On May 24, 2007, deputies again arrive at her residence. Peters tells law enforcement she awoke to find Pawliszko standing over her with a knife. She was able to lock herself in the bathroom until police arrival, and Pawliszko was arrested for 2nd degree assault. Earlier in the day, deputies also responded to the residence after Pawliszko began screaming profanities from the garage. Again, The Refuge was contacted and incident reports were forwarded to them for review.
“I began to think the only way out of this relationship was one of us was going to die,” Peters told the crowd. “I couldn’t have survived without the support of The Refuge Network.”
Even after everything Peters has gone through, she feels lucky.
“I’m one of the lucky few — I survived,” Peters said. “I’m sharing my story because I want to help raise awareness of domestic violence.”
The need for The Refuge’s services continues to increase. In 1986, The Refuge had 153 first calls for help, and 204 follow-up contacts. In 1995, it had 966 first calls for help, and 2,909 follow-up contacts. In 2010, The Refuge had 1,549 first calls for help and 6,540 follow-up contacts.
Roxie Karelis, executive director of The Refuge, has been with the organization since 2007.
“I have an awesome board and staff, and I feel fortunate to work with them every day,” Karelis said. “It is only with community partnerships that we are able to do life-saving work. The women, children and men we work with every day face challenges as they move forward with their lives. But we also need help to make sure we have services to provide.”
Margaret Johnson-Barr, founder of The Refuge, explained together with her husband, they started thinking about the need for an organization like The Refuge in 1984.

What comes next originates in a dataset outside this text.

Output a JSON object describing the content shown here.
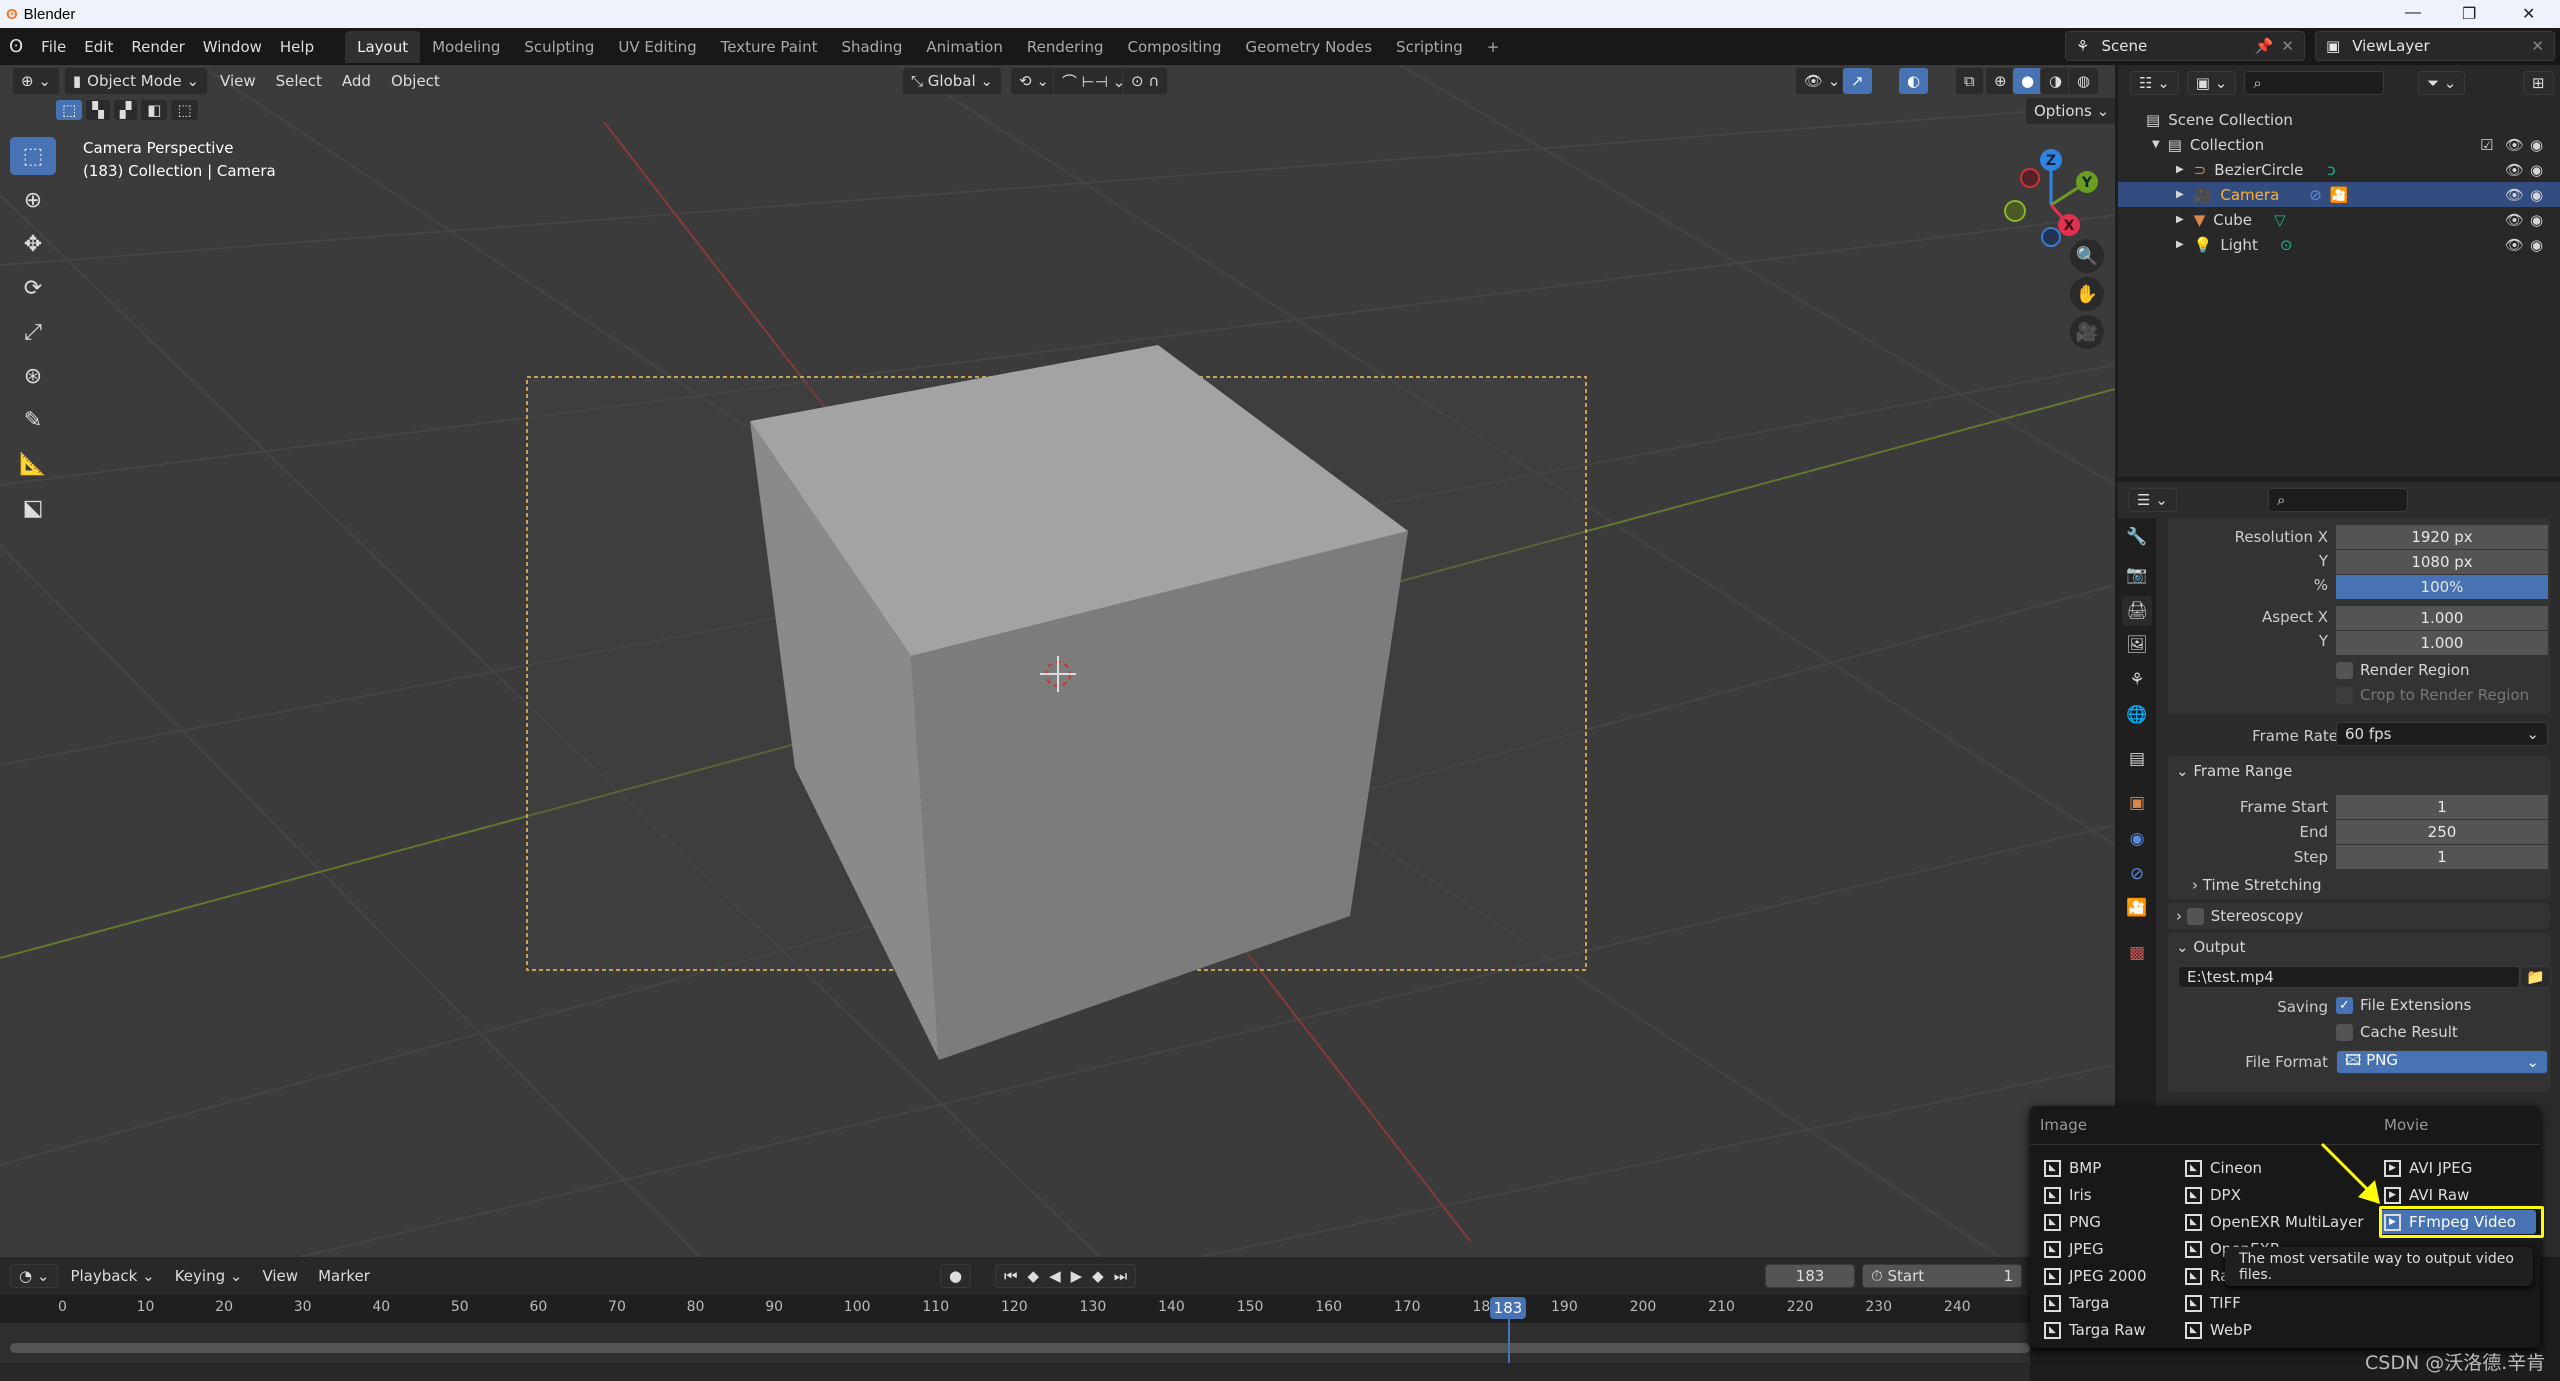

“I had a home in Cambridge and I was hoping to find an organization which might have need of it,” Johnson-Barr explained. “I wanted the organization to have as their mission statement, ‘to help people in need.’ I read as much as I could on domestic violence. About this time I was joined by Nancy Peterson of Cambridge who was also interested in this subject. Together we learned of the real need in Isanti County for victims of domestic violence to find help.”
Johnson-Barr explained a task force was created, and in 1985 The Refuge was incorporated. In June 1986, the 24-hour crisis hotline opened. She said the name, The Refuge, was taken from the Book of Psalms, Chapter 59.
The Refuge Network opened the Black Dog Hill Shelter in February 2009, the first women and children’s shelter for domestic violence in East Central Minnesota. Since opening, it has been home to 367 women and children.
In Minnesota, over 132,000 women and children are assaulted each year, with many others unreported. Annually, over 4,800 women and 6,000 children are provided emergency shelter in Minnesota.
For more information on The Refuge Network, call 763-689-3532 or visit www.therefugenetwork.org. The 24 Hour Toll Free Crisis Hotline can be reached at 1-800-338-SAFE (7233). All services are free and confidential.